Some states have regulations stricter than current federal standards
Per- and polyfluoroalkyl substances (PFAS) are on the minds of U.S. House of Representative lawmakers as they return to their districts during August recess.
According to Politico, Congress people are expected to face questions on PFAS chemicals in their home districts, particularly. In Michigan, strict regulations are under consideration.
Some lawmakers are pressing for a more aggressive drinking water limits as part of a legislative package to influence the annual defense bill negotiations in the fall, according to Politico. In the PFAS section on the National Defense Authorization Act there are no Safe Drinking Water Act provisions. However, language did focus on issues related to the Defense Department, such as ending the use of firefighting foam in the military.
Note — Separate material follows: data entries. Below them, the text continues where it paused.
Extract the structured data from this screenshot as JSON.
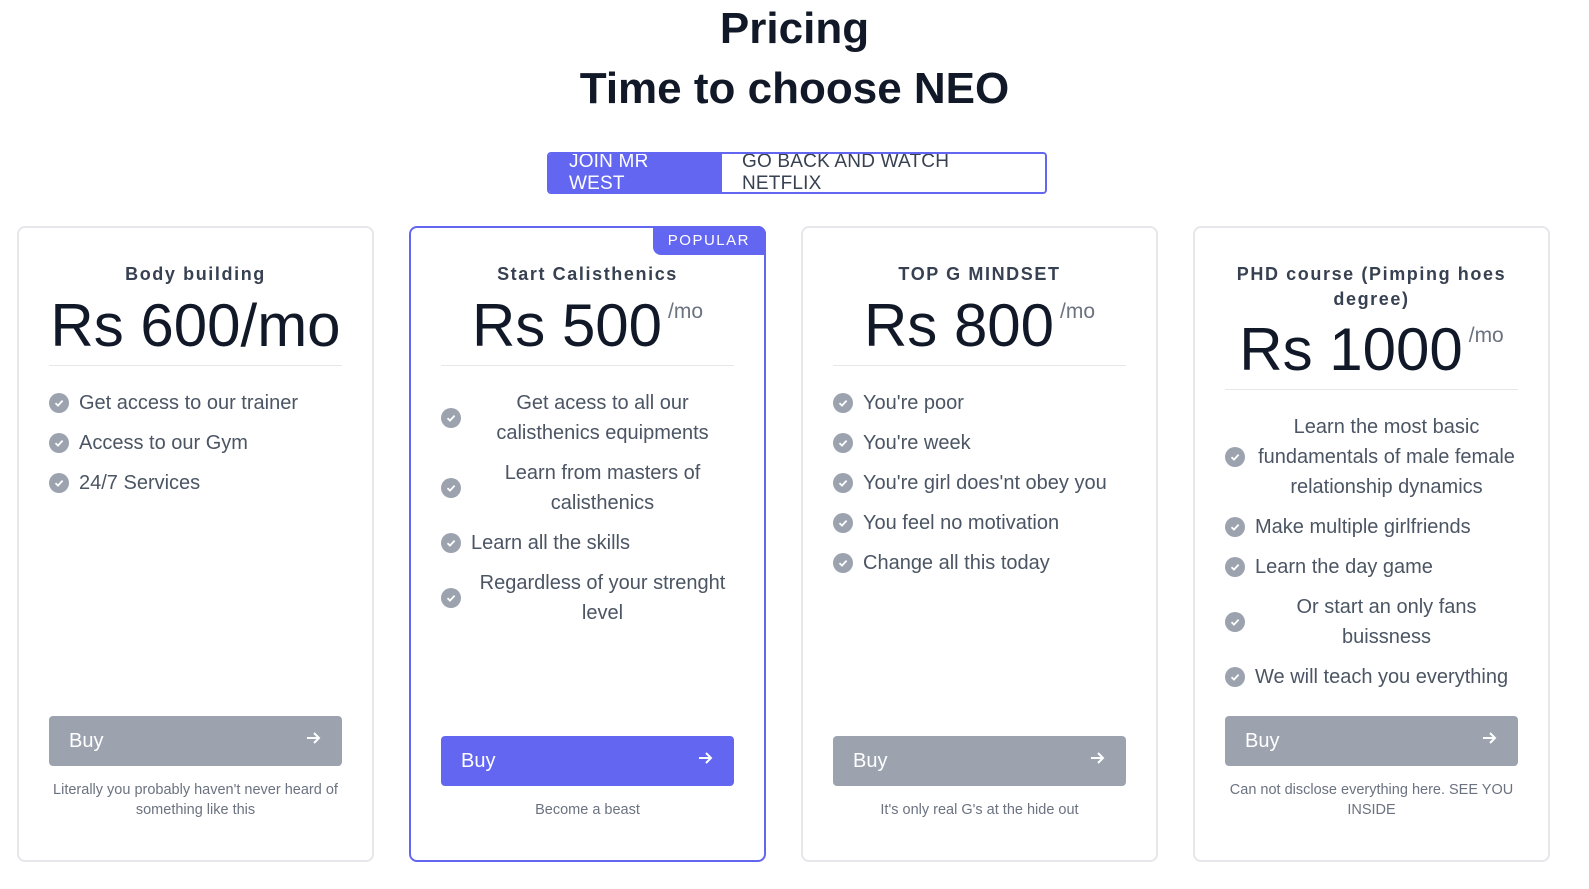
{
  "header": {
    "title": "Pricing",
    "subtitle": "Time to choose NEO"
  },
  "toggle": {
    "active_label": "JOIN MR WEST",
    "inactive_label": "GO BACK AND WATCH NETFLIX"
  },
  "colors": {
    "accent": "#6366f1",
    "button_gray": "#9ca3af",
    "border": "#e5e7eb"
  },
  "plans": [
    {
      "name": "Body building",
      "price": "Rs 600/mo",
      "unit": "",
      "features": [
        "Get access to our trainer",
        "Access to our Gym",
        "24/7 Services"
      ],
      "buy_label": "Buy",
      "note": "Literally you probably haven't never heard of something like this"
    },
    {
      "name": "Start Calisthenics",
      "badge": "POPULAR",
      "price": "Rs 500",
      "unit": "/mo",
      "features": [
        "Get acess to all our calisthenics equipments",
        "Learn from masters of calisthenics",
        "Learn all the skills",
        "Regardless of your strenght level"
      ],
      "buy_label": "Buy",
      "note": "Become a beast"
    },
    {
      "name": "TOP G MINDSET",
      "price": "Rs 800",
      "unit": "/mo",
      "features": [
        "You're poor",
        "You're week",
        "You're girl does'nt obey you",
        "You feel no motivation",
        "Change all this today"
      ],
      "buy_label": "Buy",
      "note": "It's only real G's at the hide out"
    },
    {
      "name": "PHD course (Pimping hoes degree)",
      "price": "Rs 1000",
      "unit": "/mo",
      "features": [
        "Learn the most basic fundamentals of male female relationship dynamics",
        "Make multiple girlfriends",
        "Learn the day game",
        "Or start an only fans buissness",
        "We will teach you everything"
      ],
      "buy_label": "Buy",
      "note": "Can not disclose everything here. SEE YOU INSIDE"
    }
  ]
}
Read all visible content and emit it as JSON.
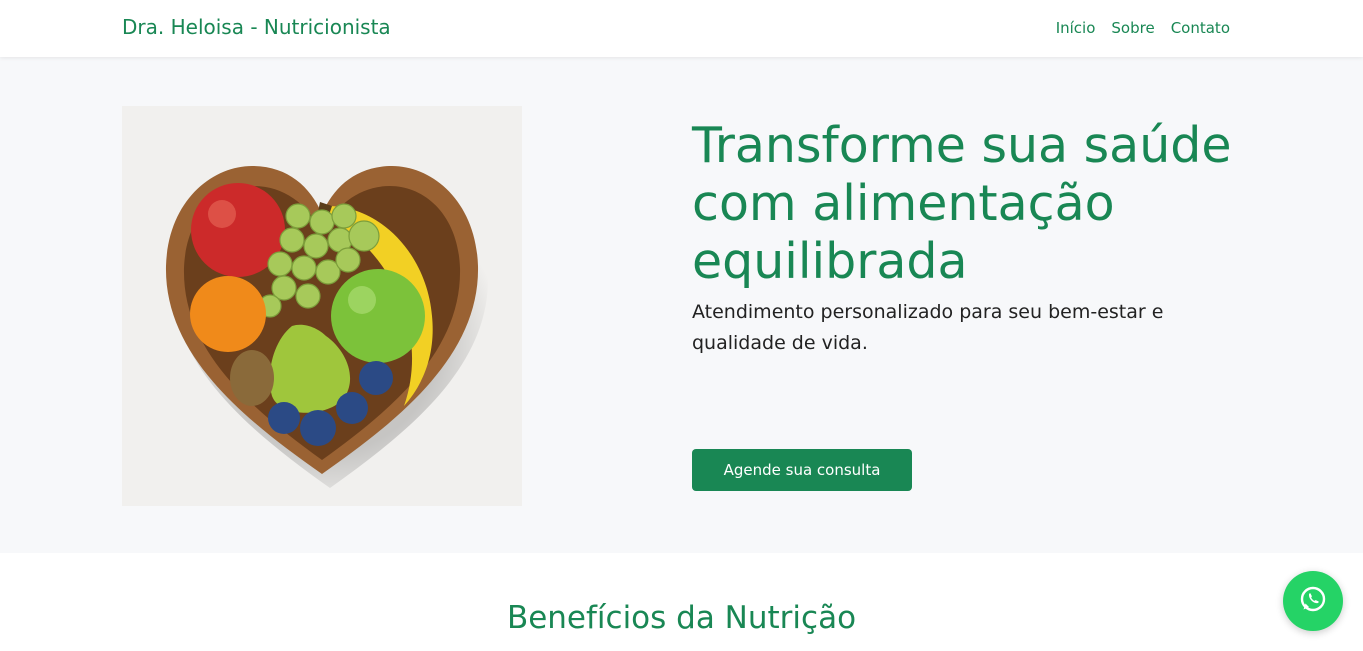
{
  "navbar": {
    "brand": "Dra. Heloisa - Nutricionista",
    "links": [
      "Início",
      "Sobre",
      "Contato"
    ]
  },
  "hero": {
    "image_alt": "heart-shaped basket of fruits",
    "title": "Transforme sua saúde com alimentação equilibrada",
    "subtitle": "Atendimento personalizado para seu bem-estar e qualidade de vida.",
    "cta_label": "Agende sua consulta"
  },
  "benefits": {
    "title": "Benefícios da Nutrição"
  },
  "floating": {
    "icon": "whatsapp-icon"
  },
  "colors": {
    "primary": "#198754",
    "hero_bg": "#f7f8fa",
    "whatsapp": "#25d366"
  }
}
According to Politico, Energy and Commerce Committee members are working to obtain broader legislation that would include drinking water limits.
States such as Michigan, Vermont, New Hampshire and New Jersey, all have taken steps to set drinking water limits for PFAS lower than the U.S. EPA’s current recommended limit.
"Selfishly, I would say I wouldn't want the feds to move forward with a drinking water standard because I think we would get a much better outcome in Michigan from our process," said Charlotte Jameson, energy policy and legislative affairs director for the Michigan Environmental Council, an advocacy group, according to Politico. "That said, I know there are a number of states across the country that have PFAS issues that are not looking to promulgate a state rule and I don’t want to leave them in the lurch."